"Tree damage can be really serious," said Cheryl Reed, a spokeswoman for review site Angie's List. Whether the tree belongs to you or a neighbor, if it falls on your home or car, it's your insurance that kicks in and you paying the deductible. (A possible exception: If you've previously expressed concern to the neighbor about the state of that tree, the insurer may put them on the hook for the bill, she said.)

If the fallen tree doesn't damage any property, then there's no insurance claim to file. But removing it can be expensive, depending on the size and type of the tree, said Reed. In 2015, the average price paid by Angie's List members for tree removal was $1,250.

Call a qualified tree removal service. "You don't want to hire some random guy who's coming down the street with a chainsaw," she said. Such storm chasers looking to make a quick buck aren't unusual, but they often aren't insured—which makes you responsible for any injuries sustained or property damaged in the course of removal.
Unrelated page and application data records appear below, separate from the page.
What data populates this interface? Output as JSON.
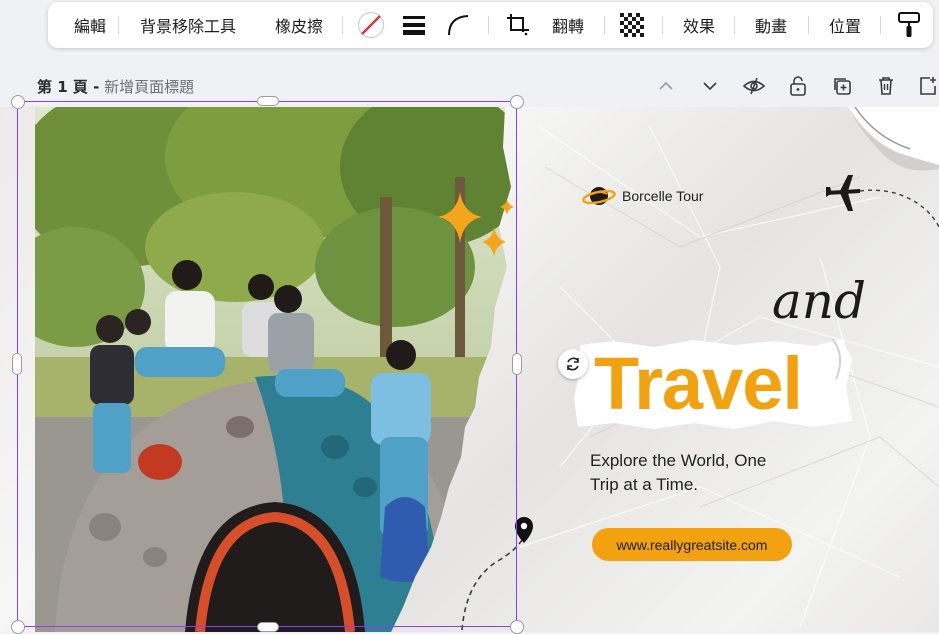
{
  "toolbar": {
    "edit": "編輯",
    "bg_remover": "背景移除工具",
    "eraser": "橡皮擦",
    "flip": "翻轉",
    "effects": "效果",
    "animate": "動畫",
    "position": "位置"
  },
  "page": {
    "label": "第 1 頁 -",
    "title_placeholder": "新增頁面標題"
  },
  "design": {
    "brand_name": "Borcelle Tour",
    "and_text": "and",
    "travel_text": "Travel",
    "tagline_line1": "Explore the World, One",
    "tagline_line2": "Trip at a Time.",
    "url": "www.reallygreatsite.com"
  },
  "colors": {
    "accent": "#f2a20f",
    "selection": "#8b3dff",
    "toolbar_bg": "#ffffff",
    "workspace_bg": "#f0f1f5"
  },
  "icons": [
    "color-slash-icon",
    "border-weight-icon",
    "corner-rounding-icon",
    "crop-icon",
    "transparency-icon",
    "copy-style-icon",
    "chevron-up-icon",
    "chevron-down-icon",
    "hide-icon",
    "lock-icon",
    "duplicate-icon",
    "delete-icon",
    "add-page-icon",
    "rotate-icon",
    "airplane-icon",
    "map-pin-icon",
    "planet-logo-icon",
    "sparkle-icon"
  ]
}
Others are outright scammers, she said, who take your cash and leave without doing the job.